=== Record excerpts ===

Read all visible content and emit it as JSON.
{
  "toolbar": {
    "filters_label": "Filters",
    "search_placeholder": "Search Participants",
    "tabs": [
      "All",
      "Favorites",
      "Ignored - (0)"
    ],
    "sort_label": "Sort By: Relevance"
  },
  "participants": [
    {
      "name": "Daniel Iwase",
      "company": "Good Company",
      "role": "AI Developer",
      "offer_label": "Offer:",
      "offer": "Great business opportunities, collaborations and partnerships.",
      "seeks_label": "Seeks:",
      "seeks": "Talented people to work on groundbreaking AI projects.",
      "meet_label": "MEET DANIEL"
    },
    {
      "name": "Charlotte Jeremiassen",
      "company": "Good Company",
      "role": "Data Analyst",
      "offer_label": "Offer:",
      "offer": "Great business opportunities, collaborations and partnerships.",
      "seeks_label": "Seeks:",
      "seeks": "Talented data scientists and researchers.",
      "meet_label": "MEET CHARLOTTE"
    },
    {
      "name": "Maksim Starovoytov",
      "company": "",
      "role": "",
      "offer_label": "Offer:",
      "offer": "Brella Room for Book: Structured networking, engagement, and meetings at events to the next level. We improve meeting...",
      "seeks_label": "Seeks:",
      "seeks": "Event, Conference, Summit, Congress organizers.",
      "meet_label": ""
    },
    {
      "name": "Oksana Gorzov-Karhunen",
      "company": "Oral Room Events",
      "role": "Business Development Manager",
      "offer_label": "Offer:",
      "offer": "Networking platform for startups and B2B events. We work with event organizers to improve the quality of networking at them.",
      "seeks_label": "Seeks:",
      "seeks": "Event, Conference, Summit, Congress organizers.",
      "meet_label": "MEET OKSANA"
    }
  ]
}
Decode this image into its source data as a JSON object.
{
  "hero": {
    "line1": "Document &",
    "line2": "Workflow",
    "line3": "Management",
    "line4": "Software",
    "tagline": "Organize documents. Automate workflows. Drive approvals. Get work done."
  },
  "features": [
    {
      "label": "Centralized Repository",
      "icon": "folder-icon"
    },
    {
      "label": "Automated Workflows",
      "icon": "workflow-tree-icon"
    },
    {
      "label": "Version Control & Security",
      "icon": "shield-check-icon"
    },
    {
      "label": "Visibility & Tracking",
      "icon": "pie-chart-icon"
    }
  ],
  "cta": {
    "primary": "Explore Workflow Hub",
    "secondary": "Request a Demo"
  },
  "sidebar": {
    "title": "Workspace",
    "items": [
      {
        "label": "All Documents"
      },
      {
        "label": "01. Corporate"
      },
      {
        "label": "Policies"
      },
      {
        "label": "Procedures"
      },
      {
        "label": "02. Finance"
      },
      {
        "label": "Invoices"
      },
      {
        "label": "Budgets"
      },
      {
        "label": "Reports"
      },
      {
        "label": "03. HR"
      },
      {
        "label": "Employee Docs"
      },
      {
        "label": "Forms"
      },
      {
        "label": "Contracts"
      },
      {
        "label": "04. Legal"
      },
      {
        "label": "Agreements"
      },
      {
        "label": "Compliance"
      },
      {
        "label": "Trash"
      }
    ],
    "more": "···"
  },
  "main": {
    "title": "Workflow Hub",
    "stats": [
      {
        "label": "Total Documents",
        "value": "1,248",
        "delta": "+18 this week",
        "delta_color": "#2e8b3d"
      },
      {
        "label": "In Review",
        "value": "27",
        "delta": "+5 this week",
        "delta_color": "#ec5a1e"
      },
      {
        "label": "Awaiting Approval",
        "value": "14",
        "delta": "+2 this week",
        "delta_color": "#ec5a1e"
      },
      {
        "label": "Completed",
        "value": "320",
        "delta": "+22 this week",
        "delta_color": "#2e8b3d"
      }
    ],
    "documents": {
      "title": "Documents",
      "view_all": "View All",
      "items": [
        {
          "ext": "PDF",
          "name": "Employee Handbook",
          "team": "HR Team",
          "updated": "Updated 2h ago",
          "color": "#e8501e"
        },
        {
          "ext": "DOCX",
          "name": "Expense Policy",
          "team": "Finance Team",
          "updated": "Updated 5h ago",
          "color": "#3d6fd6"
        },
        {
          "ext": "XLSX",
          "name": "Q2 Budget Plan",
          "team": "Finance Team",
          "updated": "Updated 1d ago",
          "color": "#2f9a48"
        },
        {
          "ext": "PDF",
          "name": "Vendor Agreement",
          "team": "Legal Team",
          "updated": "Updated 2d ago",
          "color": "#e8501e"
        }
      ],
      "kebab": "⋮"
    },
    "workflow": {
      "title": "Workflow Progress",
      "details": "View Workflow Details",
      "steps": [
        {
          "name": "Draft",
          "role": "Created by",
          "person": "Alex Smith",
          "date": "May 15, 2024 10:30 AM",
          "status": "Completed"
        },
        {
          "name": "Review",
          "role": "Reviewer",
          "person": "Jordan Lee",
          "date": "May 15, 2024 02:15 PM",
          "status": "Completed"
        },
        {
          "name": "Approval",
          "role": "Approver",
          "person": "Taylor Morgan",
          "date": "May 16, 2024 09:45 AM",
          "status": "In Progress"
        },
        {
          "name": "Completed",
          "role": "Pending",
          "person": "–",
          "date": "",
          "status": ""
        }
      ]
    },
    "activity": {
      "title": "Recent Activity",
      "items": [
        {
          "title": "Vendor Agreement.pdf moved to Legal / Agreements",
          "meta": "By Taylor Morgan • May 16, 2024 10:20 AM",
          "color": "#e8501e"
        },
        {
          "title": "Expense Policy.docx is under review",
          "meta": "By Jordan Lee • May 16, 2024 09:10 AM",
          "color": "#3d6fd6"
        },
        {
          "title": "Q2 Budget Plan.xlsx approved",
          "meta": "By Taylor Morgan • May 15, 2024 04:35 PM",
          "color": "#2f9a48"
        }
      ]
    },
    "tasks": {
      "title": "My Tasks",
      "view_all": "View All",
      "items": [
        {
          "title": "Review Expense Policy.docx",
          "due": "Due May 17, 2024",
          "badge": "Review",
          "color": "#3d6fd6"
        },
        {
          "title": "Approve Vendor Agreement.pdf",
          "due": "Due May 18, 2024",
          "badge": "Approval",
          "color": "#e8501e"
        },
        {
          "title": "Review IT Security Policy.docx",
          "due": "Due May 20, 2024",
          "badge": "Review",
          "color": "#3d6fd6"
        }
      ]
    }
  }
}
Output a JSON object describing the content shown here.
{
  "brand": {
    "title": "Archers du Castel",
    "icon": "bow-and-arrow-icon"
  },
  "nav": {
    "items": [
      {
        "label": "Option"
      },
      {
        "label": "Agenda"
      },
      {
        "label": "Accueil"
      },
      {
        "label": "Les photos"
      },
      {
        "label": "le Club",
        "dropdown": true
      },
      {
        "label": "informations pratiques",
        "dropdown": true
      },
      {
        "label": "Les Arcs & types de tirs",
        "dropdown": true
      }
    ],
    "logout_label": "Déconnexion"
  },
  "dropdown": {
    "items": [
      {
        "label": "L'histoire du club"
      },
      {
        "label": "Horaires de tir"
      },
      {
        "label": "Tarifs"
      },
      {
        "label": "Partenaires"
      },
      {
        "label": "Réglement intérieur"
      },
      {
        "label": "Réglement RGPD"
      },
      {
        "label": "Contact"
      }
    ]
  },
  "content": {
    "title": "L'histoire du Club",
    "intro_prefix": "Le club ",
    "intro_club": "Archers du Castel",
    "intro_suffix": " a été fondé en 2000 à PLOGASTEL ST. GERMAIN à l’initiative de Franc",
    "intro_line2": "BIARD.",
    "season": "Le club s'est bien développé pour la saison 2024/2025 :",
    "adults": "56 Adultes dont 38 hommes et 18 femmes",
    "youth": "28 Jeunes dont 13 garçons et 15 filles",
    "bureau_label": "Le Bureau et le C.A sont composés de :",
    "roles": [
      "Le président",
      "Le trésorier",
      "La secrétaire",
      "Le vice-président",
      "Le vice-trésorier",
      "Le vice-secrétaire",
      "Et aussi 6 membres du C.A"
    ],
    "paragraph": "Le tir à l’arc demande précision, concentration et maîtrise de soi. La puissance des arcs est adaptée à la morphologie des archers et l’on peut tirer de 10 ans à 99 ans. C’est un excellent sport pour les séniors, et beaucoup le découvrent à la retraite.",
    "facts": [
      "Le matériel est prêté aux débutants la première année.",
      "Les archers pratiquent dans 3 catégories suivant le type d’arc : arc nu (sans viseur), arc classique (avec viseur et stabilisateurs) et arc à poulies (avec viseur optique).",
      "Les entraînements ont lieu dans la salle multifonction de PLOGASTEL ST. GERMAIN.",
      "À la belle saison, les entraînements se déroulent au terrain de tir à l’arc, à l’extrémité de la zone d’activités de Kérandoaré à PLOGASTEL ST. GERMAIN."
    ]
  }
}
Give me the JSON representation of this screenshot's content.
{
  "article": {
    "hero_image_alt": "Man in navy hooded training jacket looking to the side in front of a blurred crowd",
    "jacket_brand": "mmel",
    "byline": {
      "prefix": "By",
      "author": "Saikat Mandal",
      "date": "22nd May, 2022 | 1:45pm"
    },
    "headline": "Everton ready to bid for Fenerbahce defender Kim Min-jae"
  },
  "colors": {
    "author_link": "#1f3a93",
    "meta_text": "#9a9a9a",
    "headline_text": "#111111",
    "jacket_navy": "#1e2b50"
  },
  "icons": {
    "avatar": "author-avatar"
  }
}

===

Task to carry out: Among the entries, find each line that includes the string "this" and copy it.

Task output:
Decode this image into its source data as a JSON object.
        "delta": "+18 this week",
        "delta": "+5 this week",
        "delta": "+2 this week",
        "delta": "+22 this week",
Give me the JSON representation of this screenshot's content.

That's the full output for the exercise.